Debating is a powerful teaching tool because it covers a range of subject areas and outcomes, as well as helping build social and emotional skills, critical thinking and being something real that students can engage with, rather than an abstract exercise.
2025 isn't that far away. The World Economic Forum reports that adults will likely need the ten skills listed below to thrive in the workplace in 2025:
· Complex problem solving
· Critical thinking
· People management
· Coordinating with others
· Emotional intelligence
· Judgement and decision making
· Service orientation
· Cognitive flexibility
Debating helps students develop these skills and be ready to tackle whatever challenges come their way.
2. Leadership Skills
Debating provides the opportunity for students to develop important leadership skills such as public speaking, teamwork, communication and being able to argue a point of view in a positive, calm and logical manner. Debating helps students to consider different perspectives and ideas and teaches students how to stand up for something they believe in, how to have their voice heard and how to share their ideas with others.
3. Social Skills
Debating is often referred to as a “team sport” because students work in teams. Usually when a debate is adjudicated, the team will receive a score as a whole rather than as individuals. As such, it’s important that team members learn to help and support each other to improve the performance of the team as a whole. Not only does debating teach teamwork and collaboration skills, but students also need to learn to negotiate with each other, discuss and resolve differences of opinion, make decisions as a team, solve problems, ensure that everyone’s ideas are heard, develop accountability as a team and learn to communicate well with others.
4. Thinking Skills
At the heart of debating is a dedication to thinking logically and critically. Students need to question the information and sources they find, explore different aspects and perspectives of a topic and seek ways to argue a particular point of view. Students also need to look for logical fallacies and flaws in the arguments of others, to back up their opinions with evidence and to rebut opposing information. Debating also provides a surprising number of opportunities for students to think creatively too – in coming up with ideas relating to their topic, in making their presentations interesting and effective, in ways to be persuasive and more. Debating is a wonderful activity for developing strong minds!

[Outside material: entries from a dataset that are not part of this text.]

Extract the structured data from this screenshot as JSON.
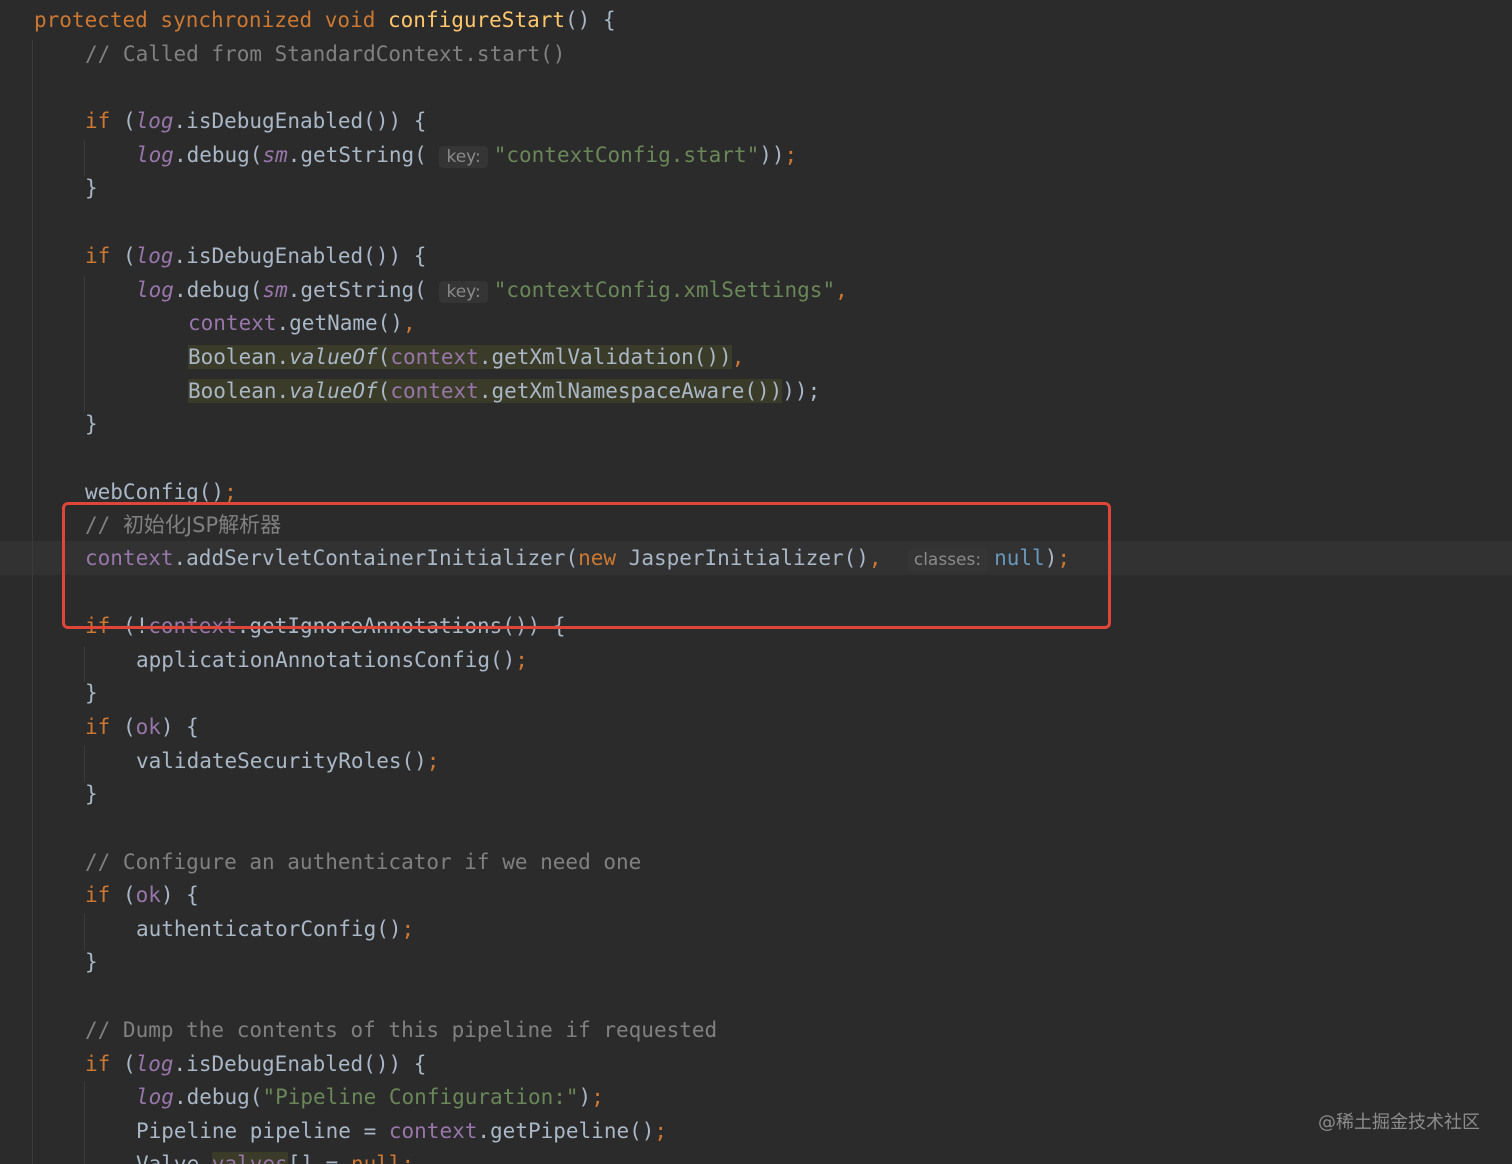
{
  "editor": {
    "theme_colors": {
      "background": "#2b2b2b",
      "keyword": "#cc7832",
      "field": "#9876aa",
      "string": "#6a8759",
      "comment": "#808080",
      "method_decl": "#ffc66d",
      "text": "#a9b7c6",
      "annotation_box": "#e0453a"
    },
    "code": {
      "l01": {
        "a": "protected synchronized void ",
        "b": "configureStart",
        "c": "() {"
      },
      "l02": "// Called from StandardContext.start()",
      "l04": {
        "kw": "if",
        "a": " (",
        "log": "log",
        "b": ".isDebugEnabled()) {"
      },
      "l05": {
        "log": "log",
        "a": ".debug(",
        "sm": "sm",
        "b": ".getString(",
        "hint": "key:",
        "str": "\"contextConfig.start\"",
        "c": "))",
        "semi": ";"
      },
      "l06": "}",
      "l08": {
        "kw": "if",
        "a": " (",
        "log": "log",
        "b": ".isDebugEnabled()) {"
      },
      "l09": {
        "log": "log",
        "a": ".debug(",
        "sm": "sm",
        "b": ".getString(",
        "hint": "key:",
        "str": "\"contextConfig.xmlSettings\"",
        "comma": ","
      },
      "l10": {
        "ctx": "context",
        "a": ".getName()",
        "comma": ","
      },
      "l11": {
        "a": "Boolean.",
        "vo": "valueOf",
        "b": "(",
        "ctx": "context",
        "c": ".getXmlValidation())",
        "comma": ","
      },
      "l12": {
        "a": "Boolean.",
        "vo": "valueOf",
        "b": "(",
        "ctx": "context",
        "c": ".getXmlNamespaceAware())",
        "d": "));",
        "semi": ""
      },
      "l13": "}",
      "l15": {
        "a": "webConfig()",
        "semi": ";"
      },
      "l16": {
        "a": "// ",
        "b": "初始化JSP解析器"
      },
      "l17": {
        "ctx": "context",
        "a": ".addServletContainerInitializer(",
        "kw": "new",
        "b": " JasperInitializer()",
        "comma": ",",
        "hint": "classes:",
        "nul": "null",
        "c": ")",
        "semi": ";"
      },
      "l19": {
        "kw": "if",
        "a": " (!",
        "ctx": "context",
        "b": ".getIgnoreAnnotations()) {"
      },
      "l20": {
        "a": "applicationAnnotationsConfig()",
        "semi": ";"
      },
      "l21": "}",
      "l22": {
        "kw": "if",
        "a": " (",
        "ok": "ok",
        "b": ") {"
      },
      "l23": {
        "a": "validateSecurityRoles()",
        "semi": ";"
      },
      "l24": "}",
      "l26": "// Configure an authenticator if we need one",
      "l27": {
        "kw": "if",
        "a": " (",
        "ok": "ok",
        "b": ") {"
      },
      "l28": {
        "a": "authenticatorConfig()",
        "semi": ";"
      },
      "l29": "}",
      "l31": "// Dump the contents of this pipeline if requested",
      "l32": {
        "kw": "if",
        "a": " (",
        "log": "log",
        "b": ".isDebugEnabled()) {"
      },
      "l33": {
        "log": "log",
        "a": ".debug(",
        "str": "\"Pipeline Configuration:\"",
        "b": ")",
        "semi": ";"
      },
      "l34": {
        "a": "Pipeline pipeline = ",
        "ctx": "context",
        "b": ".getPipeline()",
        "semi": ";"
      },
      "l35": {
        "a": "Valve ",
        "v": "valves",
        "b": "[] = ",
        "nul": "null",
        "semi": ";"
      }
    }
  },
  "watermark": "@稀土掘金技术社区"
}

5. Real-life Learning
Debating programs offer students a way to have their ideas and voices heard in a whole new way. Students become deeply engaged when they are debating topics that are relevant to them, are topical in their communities or that may even lead to some kind of real change. Students can be involved in debating a local issue and then using their research to write letters to the editor of a newspaper or to local politicians. They could also debate decisions that affect them as students, class or school community members. Debating topics that students care about often lead to students developing ideas about ways to improve a situation or make a difference. A debate in front of another class, parents or another school is a real experience that can be very exciting for students and it is great preparation for situations where they may have to speak in public about something.
6. Integrated Learning

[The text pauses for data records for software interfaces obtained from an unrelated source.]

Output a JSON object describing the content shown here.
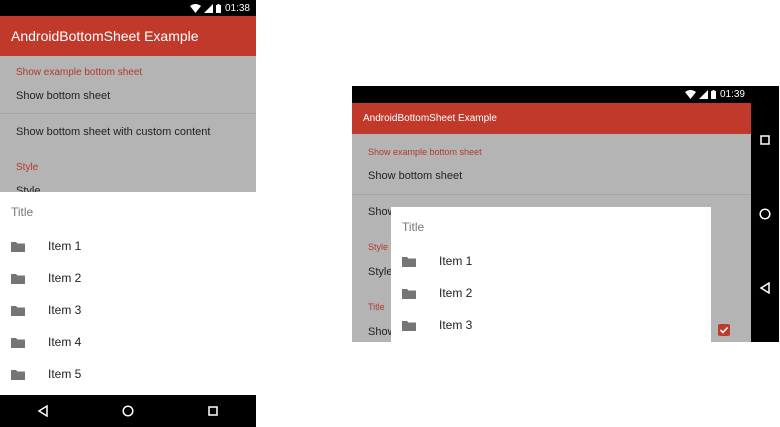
{
  "portrait": {
    "status_time": "01:38",
    "app_title": "AndroidBottomSheet Example",
    "section_show": "Show example bottom sheet",
    "row_show": "Show bottom sheet",
    "row_show_custom": "Show bottom sheet with custom content",
    "section_style": "Style",
    "row_style_partial": "Style",
    "sheet": {
      "title": "Title",
      "items": [
        "Item 1",
        "Item 2",
        "Item 3",
        "Item 4",
        "Item 5"
      ]
    }
  },
  "landscape": {
    "status_time": "01:39",
    "app_title": "AndroidBottomSheet Example",
    "section_show": "Show example bottom sheet",
    "row_show": "Show bottom sheet",
    "row_show_partial": "Show",
    "section_style": "Style",
    "row_style_partial": "Style",
    "section_title": "Title",
    "row_title_partial": "Show",
    "sheet": {
      "title": "Title",
      "items": [
        "Item 1",
        "Item 2",
        "Item 3"
      ]
    }
  },
  "colors": {
    "app_bar": "#c0392b",
    "accent": "#b03a2e",
    "scrim": "#b4b4b4"
  },
  "icons": {
    "item": "folder-icon",
    "nav_back": "back-triangle-icon",
    "nav_home": "home-circle-icon",
    "nav_recents": "recents-square-icon",
    "status": [
      "wifi-icon",
      "signal-icon",
      "battery-icon"
    ],
    "checkbox": "checkbox-checked-icon"
  }
}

As mentioned previously, debating can be integrated into a class program by choosing topics that relate to a current area of study or to the students’ interests. This means that students are researching their debate topic for the purposes of a debate rather than for tasks with no real-world application. Here are just a few of the skills involved in debating that cross a variety of subject areas include:
· Digital and manual research skills

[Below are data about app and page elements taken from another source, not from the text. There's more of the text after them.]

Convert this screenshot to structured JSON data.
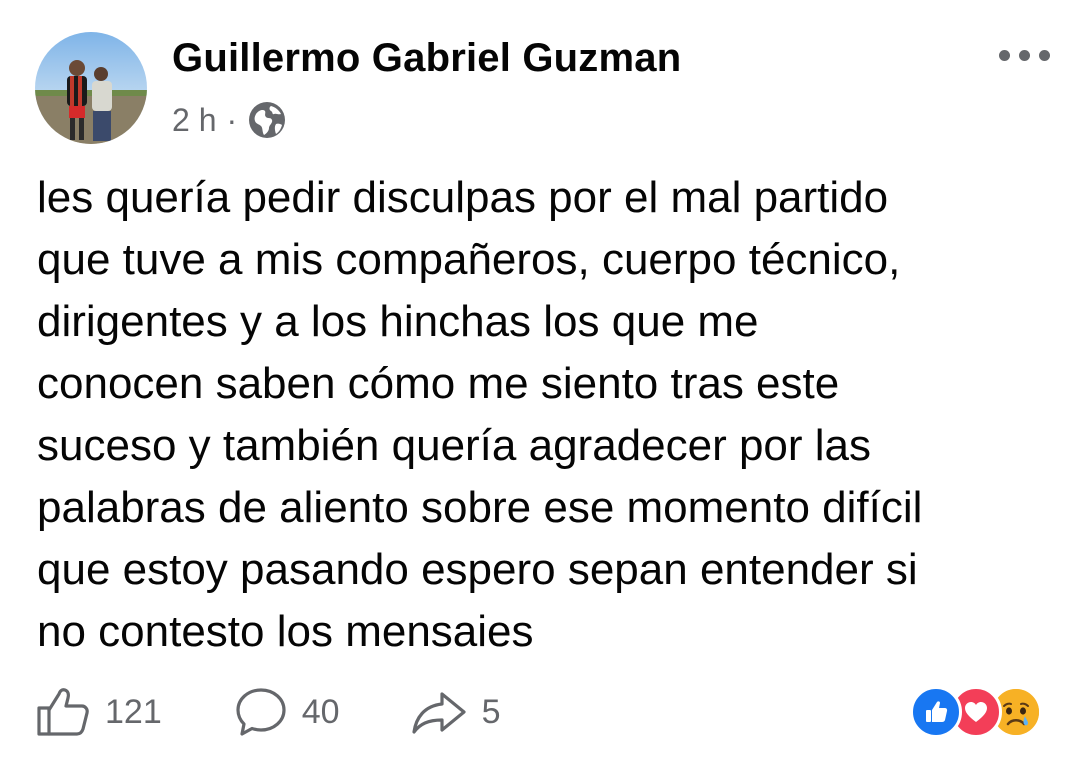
{
  "author": {
    "name": "Guillermo Gabriel Guzman",
    "time": "2 h",
    "separator": "·",
    "audience_icon": "globe-icon",
    "avatar_icon": "profile-photo"
  },
  "menu_icon": "more-horizontal-icon",
  "post": {
    "text": "les quería pedir disculpas por el mal partido\nque tuve a mis compañeros, cuerpo técnico,\ndirigentes y a los hinchas los que me\nconocen saben cómo me siento tras este\nsuceso y también quería agradecer por las\npalabras de aliento sobre ese momento difícil\nque estoy pasando espero sepan entender si\nno contesto los mensaies"
  },
  "actions": {
    "likes": "121",
    "comments": "40",
    "shares": "5"
  },
  "reactions": [
    "like",
    "love",
    "sad"
  ],
  "colors": {
    "text": "#050505",
    "secondary": "#65676b",
    "like_blue": "#1877f2",
    "love_red": "#f33e58",
    "sad_yellow": "#f7b125"
  }
}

· Learning to find evidence to support an argument or position
· Learning to distinguish credible sources of information
· Finding and interpreting data
· Reading and summarising information
· Creating summaries or dot points
· Considering different perspectives on a topic
· Using technology for research
· Structuring a talk or essay (how to write an introduction, conclusion, points, examples etc)
· Collaboration and teamwork skills
· Public speaking skills
· Developing confidence in working with others and communicating ideas
· Learning how to speak or write persuasively
7. Covering the Curriculum
Debating covers many curriculum outcomes from the learning areas of English and Humanities & Social Sciences in particular. Specific outcomes that are covered are shown in Section 6 of this handbook. Debating topics can also be crafted to include outcomes from Mathematics, Science, The Arts, Physical & Health Education and Technologies.
8. NAPLAN and High School Preparation Debating can be an excellent way of helping students to prepare for the persuasive writing section of NAPLAN testing, as well as learning how to structure their thoughts and writing in other areas too. Students learn the skills of persuasive writing through an activity that is much more engaging, collaborative and hands-on. Many schools now are finding that introducing students to debating in Year 6 is also a great way to help students prepare for high school where they will encounter more tasks such as essay writing and independent research. A debate essentially has very similar components to an essay and many teachers are finding that students who have participated in debating programs in primary school have an advantage in tackling the academic work of high school.
Those are just 8 of the many benefits of debating. As Barak Obama once said, “When students participate in debate, they learn to study issues in depth and from perspectives, a skill I use everyday in the Senate."